START RECORDS FOR THIS TASK
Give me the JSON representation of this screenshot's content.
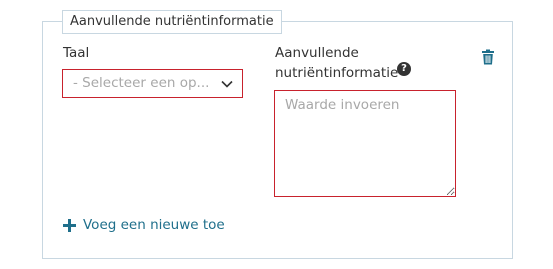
{
  "section": {
    "legend": "Aanvullende nutriëntinformatie"
  },
  "language_field": {
    "label": "Taal",
    "selected_value": "- Selecteer een op...",
    "icon": "chevron-down-icon"
  },
  "info_field": {
    "label_line1": "Aanvullende",
    "label_line2": "nutriëntinformatie",
    "help_glyph": "?",
    "placeholder": "Waarde invoeren",
    "value": ""
  },
  "actions": {
    "delete_icon": "trash-icon",
    "add_new_label": "Voeg een nieuwe toe",
    "add_icon": "plus-icon"
  },
  "colors": {
    "error_border": "#c8222d",
    "link": "#1f6f8b",
    "fieldset_border": "#c8d7e1",
    "placeholder_text": "#a8a8a8",
    "label_text": "#333333"
  }
}
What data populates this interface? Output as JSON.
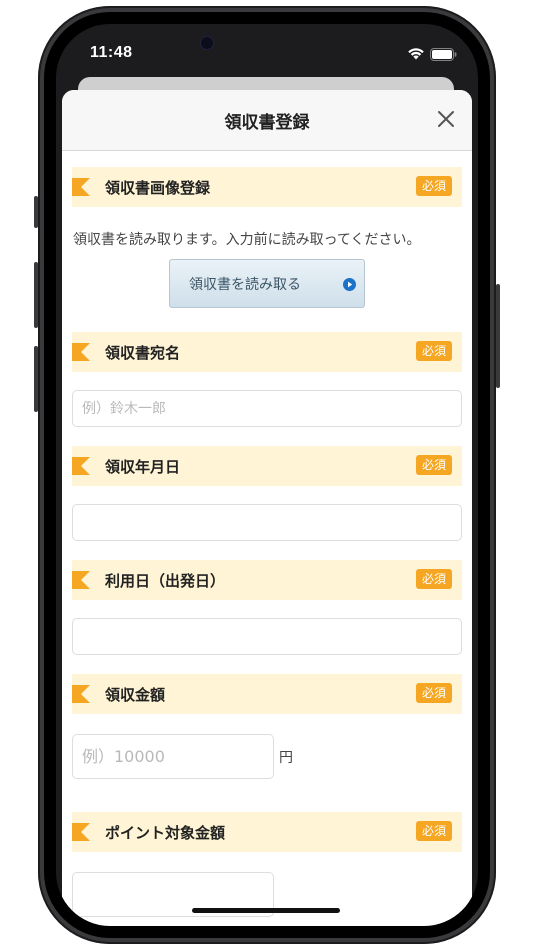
{
  "status_bar": {
    "time": "11:48",
    "icons": [
      "wifi-icon",
      "battery-icon"
    ]
  },
  "modal": {
    "title": "領収書登録",
    "close_icon": "close-icon"
  },
  "required_badge": "必須",
  "sections": {
    "receipt_image": {
      "label": "領収書画像登録",
      "helper": "領収書を読み取ります。入力前に読み取ってください。",
      "button_label": "領収書を読み取る"
    },
    "recipient": {
      "label": "領収書宛名",
      "value": "",
      "placeholder": "例）鈴木一郎"
    },
    "receipt_date": {
      "label": "領収年月日",
      "value": "",
      "placeholder": ""
    },
    "usage_date": {
      "label": "利用日（出発日）",
      "value": "",
      "placeholder": ""
    },
    "receipt_amount": {
      "label": "領収金額",
      "value": "",
      "placeholder": "例）10000",
      "unit": "円"
    },
    "points_amount": {
      "label": "ポイント対象金額",
      "value": "",
      "placeholder": ""
    }
  },
  "colors": {
    "accent": "#f5a623",
    "section_bg": "#fff5d6",
    "button_bg": "#dbe8f0",
    "play_icon": "#1a73c9"
  }
}
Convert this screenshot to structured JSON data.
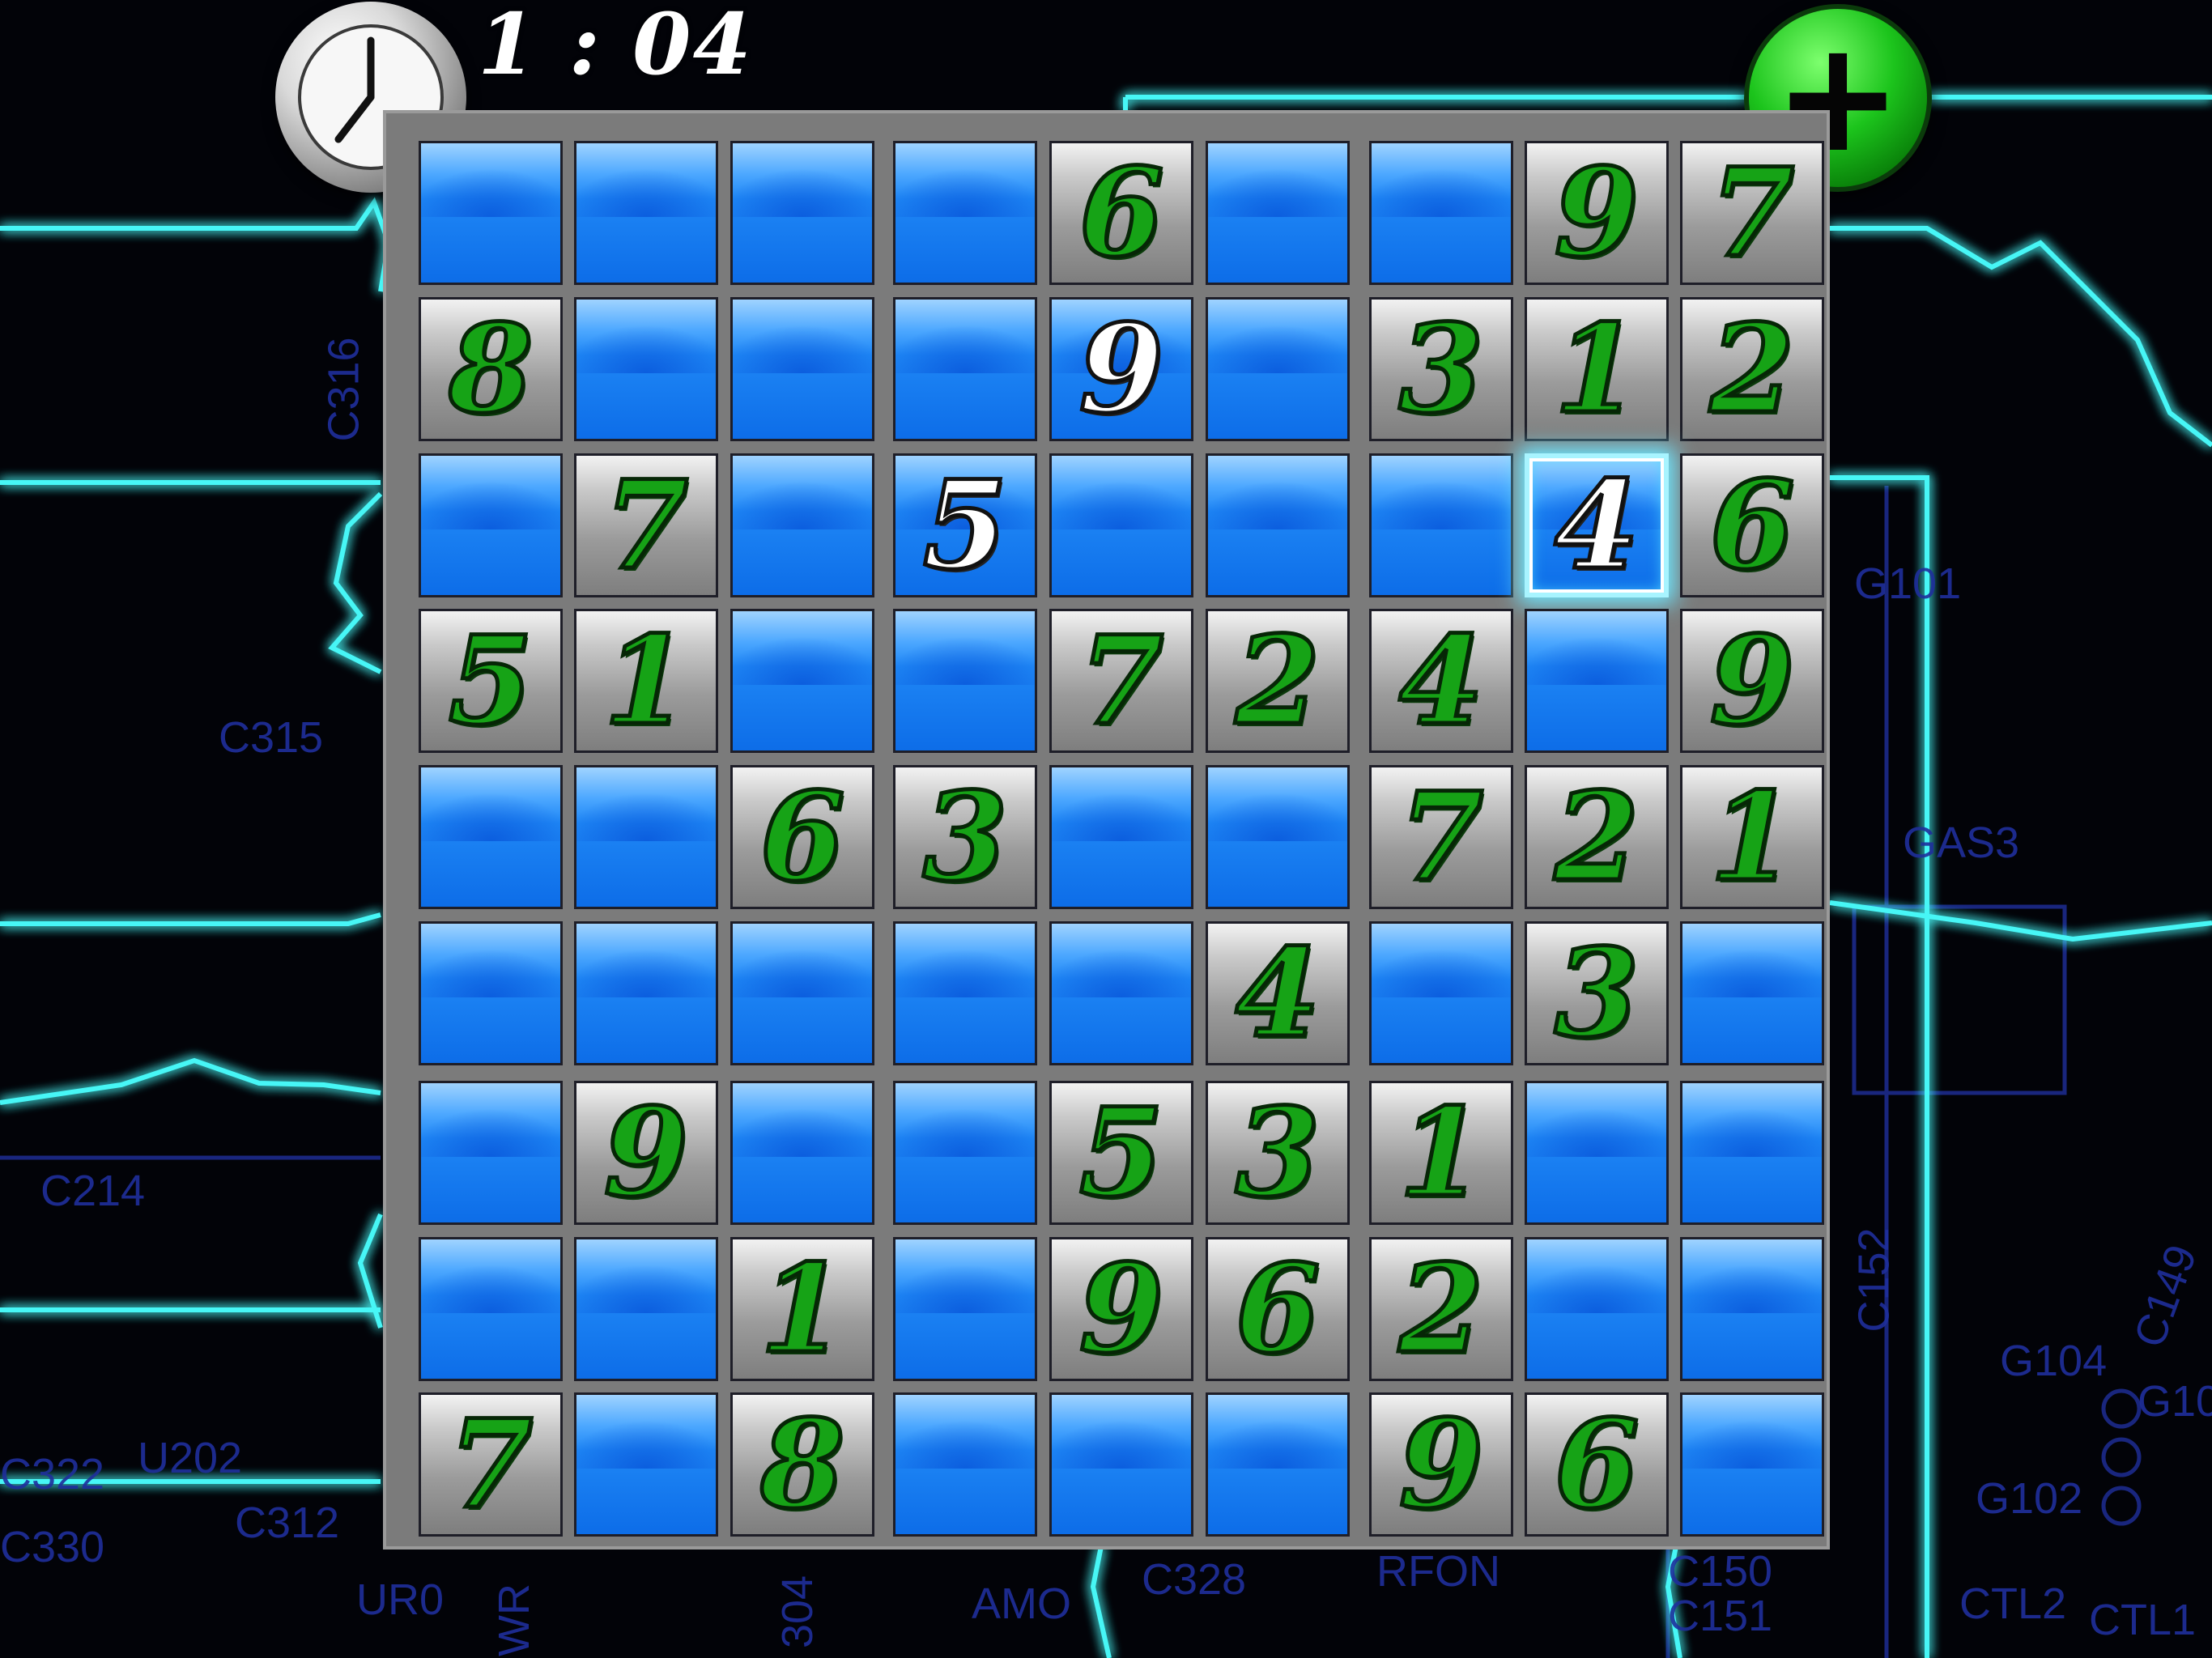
{
  "timer": {
    "text": "1 : 04",
    "icon": "clock-icon"
  },
  "add_button": {
    "label": "+",
    "icon": "plus-icon",
    "color": "#1cc41c"
  },
  "background_labels": [
    "C316",
    "C315",
    "C214",
    "C312",
    "C330",
    "U202",
    "C322",
    "C328",
    "RFON",
    "AMO",
    "G101",
    "GAS3",
    "G104",
    "G102",
    "CTL2",
    "CTL1",
    "C150",
    "C151",
    "C152",
    "C149",
    "G10",
    "304",
    "WR",
    "UR0"
  ],
  "colors": {
    "empty_cell": "#1e86f5",
    "given_digit": "#16a316",
    "user_digit": "#ffffff",
    "selection": "#6fe7ff",
    "circuit_glow": "#3ff2f2",
    "circuit_dim": "#1f2f9c"
  },
  "selected_cell": [
    2,
    7
  ],
  "grid": [
    [
      "",
      "",
      "",
      "",
      "6",
      "",
      "",
      "9",
      "7"
    ],
    [
      "8",
      "",
      "",
      "",
      "9",
      "",
      "3",
      "1",
      "2"
    ],
    [
      "",
      "7",
      "",
      "5",
      "",
      "",
      "",
      "4",
      "6"
    ],
    [
      "5",
      "1",
      "",
      "",
      "7",
      "2",
      "4",
      "",
      "9"
    ],
    [
      "",
      "",
      "6",
      "3",
      "",
      "",
      "7",
      "2",
      "1"
    ],
    [
      "",
      "",
      "",
      "",
      "",
      "4",
      "",
      "3",
      ""
    ],
    [
      "",
      "9",
      "",
      "",
      "5",
      "3",
      "1",
      "",
      ""
    ],
    [
      "",
      "",
      "1",
      "",
      "9",
      "6",
      "2",
      "",
      ""
    ],
    [
      "7",
      "",
      "8",
      "",
      "",
      "",
      "9",
      "6",
      ""
    ]
  ],
  "cell_type": [
    [
      "e",
      "e",
      "e",
      "e",
      "g",
      "e",
      "e",
      "g",
      "g"
    ],
    [
      "g",
      "e",
      "e",
      "e",
      "u",
      "e",
      "g",
      "g",
      "g"
    ],
    [
      "e",
      "g",
      "e",
      "u",
      "e",
      "e",
      "e",
      "u",
      "g"
    ],
    [
      "g",
      "g",
      "e",
      "e",
      "g",
      "g",
      "g",
      "e",
      "g"
    ],
    [
      "e",
      "e",
      "g",
      "g",
      "e",
      "e",
      "g",
      "g",
      "g"
    ],
    [
      "e",
      "e",
      "e",
      "e",
      "e",
      "g",
      "e",
      "g",
      "e"
    ],
    [
      "e",
      "g",
      "e",
      "e",
      "g",
      "g",
      "g",
      "e",
      "e"
    ],
    [
      "e",
      "e",
      "g",
      "e",
      "g",
      "g",
      "g",
      "e",
      "e"
    ],
    [
      "g",
      "e",
      "g",
      "e",
      "e",
      "e",
      "g",
      "g",
      "e"
    ]
  ]
}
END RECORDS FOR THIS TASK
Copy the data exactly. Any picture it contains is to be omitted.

■ **EXPECTED ANSWER**
Give me the JSON representation of this screenshot's content.
{
  "section": {
    "legend": "Aanvullende nutriëntinformatie"
  },
  "language_field": {
    "label": "Taal",
    "selected_value": "- Selecteer een op...",
    "icon": "chevron-down-icon"
  },
  "info_field": {
    "label_line1": "Aanvullende",
    "label_line2": "nutriëntinformatie",
    "help_glyph": "?",
    "placeholder": "Waarde invoeren",
    "value": ""
  },
  "actions": {
    "delete_icon": "trash-icon",
    "add_new_label": "Voeg een nieuwe toe",
    "add_icon": "plus-icon"
  },
  "colors": {
    "error_border": "#c8222d",
    "link": "#1f6f8b",
    "fieldset_border": "#c8d7e1",
    "placeholder_text": "#a8a8a8",
    "label_text": "#333333"
  }
}
What data populates this interface? Output as JSON.
{
  "status_bar": {
    "time": "11:48",
    "icons": [
      "wifi-icon",
      "battery-icon"
    ]
  },
  "modal": {
    "title": "領収書登録",
    "close_icon": "close-icon"
  },
  "required_badge": "必須",
  "sections": {
    "receipt_image": {
      "label": "領収書画像登録",
      "helper": "領収書を読み取ります。入力前に読み取ってください。",
      "button_label": "領収書を読み取る"
    },
    "recipient": {
      "label": "領収書宛名",
      "value": "",
      "placeholder": "例）鈴木一郎"
    },
    "receipt_date": {
      "label": "領収年月日",
      "value": "",
      "placeholder": ""
    },
    "usage_date": {
      "label": "利用日（出発日）",
      "value": "",
      "placeholder": ""
    },
    "receipt_amount": {
      "label": "領収金額",
      "value": "",
      "placeholder": "例）10000",
      "unit": "円"
    },
    "points_amount": {
      "label": "ポイント対象金額",
      "value": "",
      "placeholder": ""
    }
  },
  "colors": {
    "accent": "#f5a623",
    "section_bg": "#fff5d6",
    "button_bg": "#dbe8f0",
    "play_icon": "#1a73c9"
  }
}
Convert this screenshot to structured JSON data.
{
  "timer": {
    "text": "1 : 04",
    "icon": "clock-icon"
  },
  "add_button": {
    "label": "+",
    "icon": "plus-icon",
    "color": "#1cc41c"
  },
  "background_labels": [
    "C316",
    "C315",
    "C214",
    "C312",
    "C330",
    "U202",
    "C322",
    "C328",
    "RFON",
    "AMO",
    "G101",
    "GAS3",
    "G104",
    "G102",
    "CTL2",
    "CTL1",
    "C150",
    "C151",
    "C152",
    "C149",
    "G10",
    "304",
    "WR",
    "UR0"
  ],
  "colors": {
    "empty_cell": "#1e86f5",
    "given_digit": "#16a316",
    "user_digit": "#ffffff",
    "selection": "#6fe7ff",
    "circuit_glow": "#3ff2f2",
    "circuit_dim": "#1f2f9c"
  },
  "selected_cell": [
    2,
    7
  ],
  "grid": [
    [
      "",
      "",
      "",
      "",
      "6",
      "",
      "",
      "9",
      "7"
    ],
    [
      "8",
      "",
      "",
      "",
      "9",
      "",
      "3",
      "1",
      "2"
    ],
    [
      "",
      "7",
      "",
      "5",
      "",
      "",
      "",
      "4",
      "6"
    ],
    [
      "5",
      "1",
      "",
      "",
      "7",
      "2",
      "4",
      "",
      "9"
    ],
    [
      "",
      "",
      "6",
      "3",
      "",
      "",
      "7",
      "2",
      "1"
    ],
    [
      "",
      "",
      "",
      "",
      "",
      "4",
      "",
      "3",
      ""
    ],
    [
      "",
      "9",
      "",
      "",
      "5",
      "3",
      "1",
      "",
      ""
    ],
    [
      "",
      "",
      "1",
      "",
      "9",
      "6",
      "2",
      "",
      ""
    ],
    [
      "7",
      "",
      "8",
      "",
      "",
      "",
      "9",
      "6",
      ""
    ]
  ],
  "cell_type": [
    [
      "e",
      "e",
      "e",
      "e",
      "g",
      "e",
      "e",
      "g",
      "g"
    ],
    [
      "g",
      "e",
      "e",
      "e",
      "u",
      "e",
      "g",
      "g",
      "g"
    ],
    [
      "e",
      "g",
      "e",
      "u",
      "e",
      "e",
      "e",
      "u",
      "g"
    ],
    [
      "g",
      "g",
      "e",
      "e",
      "g",
      "g",
      "g",
      "e",
      "g"
    ],
    [
      "e",
      "e",
      "g",
      "g",
      "e",
      "e",
      "g",
      "g",
      "g"
    ],
    [
      "e",
      "e",
      "e",
      "e",
      "e",
      "g",
      "e",
      "g",
      "e"
    ],
    [
      "e",
      "g",
      "e",
      "e",
      "g",
      "g",
      "g",
      "e",
      "e"
    ],
    [
      "e",
      "e",
      "g",
      "e",
      "g",
      "g",
      "g",
      "e",
      "e"
    ],
    [
      "g",
      "e",
      "g",
      "e",
      "e",
      "e",
      "g",
      "g",
      "e"
    ]
  ]
}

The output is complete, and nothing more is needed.